If this isn’t good enough, the recent bonhomie between two regional parties in Tamil Nadu — the Dalit Panthers led by Thirumavalavan and the PMK led by Ramadoss — is even more cause for hope. The coming together of these two political formations (which derive their strengths from the dalit  and the “low” caste Vanniyar communities, respectively), which had for long been at each other’s throats, further skews the electoral arithmetic against the Sangh. Ramadoss has in the past too often sold himself to the highest bidder, but if his recent pronouncements are anything to go by, here in lies the genesis of a formidable third front that along with the Left parties could act as a check against the Brahminism of the dravidian parties. Despite constituting 20-25 per cent of the vote share spread throughout Tamil Nadu , dalits have so far been deprived of political power, but the fall of the Brahminist citadel and the new political formations might just prove to be the tonic for the dalit movement.
Notes and References:
1. The Shankaracharya of Kanchi is arguably the most powerful Hindu godman alive. He is the head of the Brahminical “Kanchi mutt”, a religious establishment headquartered in Kanchi in the south Indian state of Tamil Nadu, and is reported to have had a long-standing feud with the victim, Sankararaman. Since his arrest, the police have also alleged Jayendra’s involvement in an attempted murder of another critic.
2. “Sangh Parivar” refers to the family of ‘Hindu’ fascist organizations led by the Rashtriya Swayamsevak Sangh (RSS), the Vishwa Hindu Parishad (VHP, World Hindu Council) and the Bharatiya Janata Party (BJP), and in the U.S., by VHP-America. For a brief overview of the Sangh and the fascist underpinnings of its Hindutva ideology, see http://www.stopfundinghate.org/sacw/part2.html and this link
5. Deccan Herald, March 12, 2003
6. “Kanchi Silk” (S Anand), Outlook, March 25, 2002. Also see S Anand’s “I am Neither Happy Not Unhappy” (Outlookindia.com, July 9, 2003) for an analysis of Jayendra’s “impartiality” with regard to the Ayodhya issue.
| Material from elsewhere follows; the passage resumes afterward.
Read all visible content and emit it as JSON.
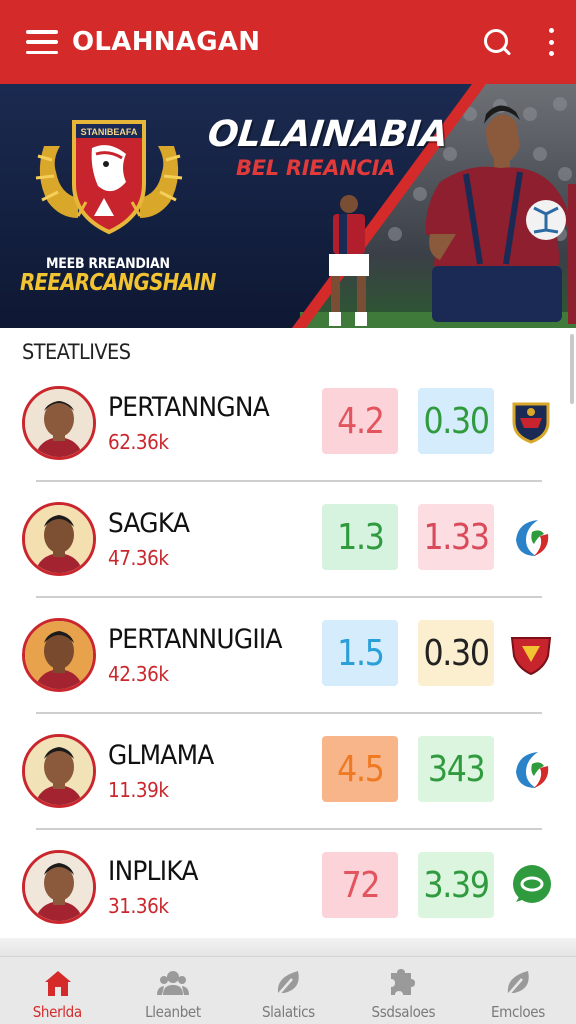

8. In a statement released on November 9, 2004, Karunanidhi lashed out at the BJP for pursuing “policies that were against secularism, communal harmony and unity of the country.” [Newindpress.com, November 9, 2004]